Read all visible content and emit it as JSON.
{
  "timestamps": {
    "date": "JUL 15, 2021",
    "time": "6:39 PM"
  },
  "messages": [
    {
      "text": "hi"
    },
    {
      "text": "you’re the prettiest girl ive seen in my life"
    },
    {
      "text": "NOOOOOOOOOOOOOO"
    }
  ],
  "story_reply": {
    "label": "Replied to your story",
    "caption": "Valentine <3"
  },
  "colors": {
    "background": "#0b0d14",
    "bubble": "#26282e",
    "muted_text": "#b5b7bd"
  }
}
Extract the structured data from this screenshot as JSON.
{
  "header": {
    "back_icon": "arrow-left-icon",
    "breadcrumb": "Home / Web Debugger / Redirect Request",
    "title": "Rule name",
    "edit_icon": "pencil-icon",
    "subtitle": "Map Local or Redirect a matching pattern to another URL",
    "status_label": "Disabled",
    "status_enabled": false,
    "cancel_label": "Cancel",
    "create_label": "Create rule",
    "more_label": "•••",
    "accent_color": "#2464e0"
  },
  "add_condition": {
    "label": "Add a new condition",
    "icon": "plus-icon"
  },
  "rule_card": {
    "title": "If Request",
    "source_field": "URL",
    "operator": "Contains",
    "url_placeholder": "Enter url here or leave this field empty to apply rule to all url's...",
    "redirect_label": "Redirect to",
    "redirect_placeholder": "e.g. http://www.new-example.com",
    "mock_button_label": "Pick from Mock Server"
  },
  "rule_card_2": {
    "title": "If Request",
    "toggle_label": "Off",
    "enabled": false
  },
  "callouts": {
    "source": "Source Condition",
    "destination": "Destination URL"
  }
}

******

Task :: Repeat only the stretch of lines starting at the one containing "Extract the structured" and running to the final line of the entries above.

Result of this task ::
Extract the structured data from this screenshot as JSON.
{
  "header": {
    "back_icon": "arrow-left-icon",
    "breadcrumb": "Home / Web Debugger / Redirect Request",
    "title": "Rule name",
    "edit_icon": "pencil-icon",
    "subtitle": "Map Local or Redirect a matching pattern to another URL",
    "status_label": "Disabled",
    "status_enabled": false,
    "cancel_label": "Cancel",
    "create_label": "Create rule",
    "more_label": "•••",
    "accent_color": "#2464e0"
  },
  "add_condition": {
    "label": "Add a new condition",
    "icon": "plus-icon"
  },
  "rule_card": {
    "title": "If Request",
    "source_field": "URL",
    "operator": "Contains",
    "url_placeholder": "Enter url here or leave this field empty to apply rule to all url's...",
    "redirect_label": "Redirect to",
    "redirect_placeholder": "e.g. http://www.new-example.com",
    "mock_button_label": "Pick from Mock Server"
  },
  "rule_card_2": {
    "title": "If Request",
    "toggle_label": "Off",
    "enabled": false
  },
  "callouts": {
    "source": "Source Condition",
    "destination": "Destination URL"
  }
}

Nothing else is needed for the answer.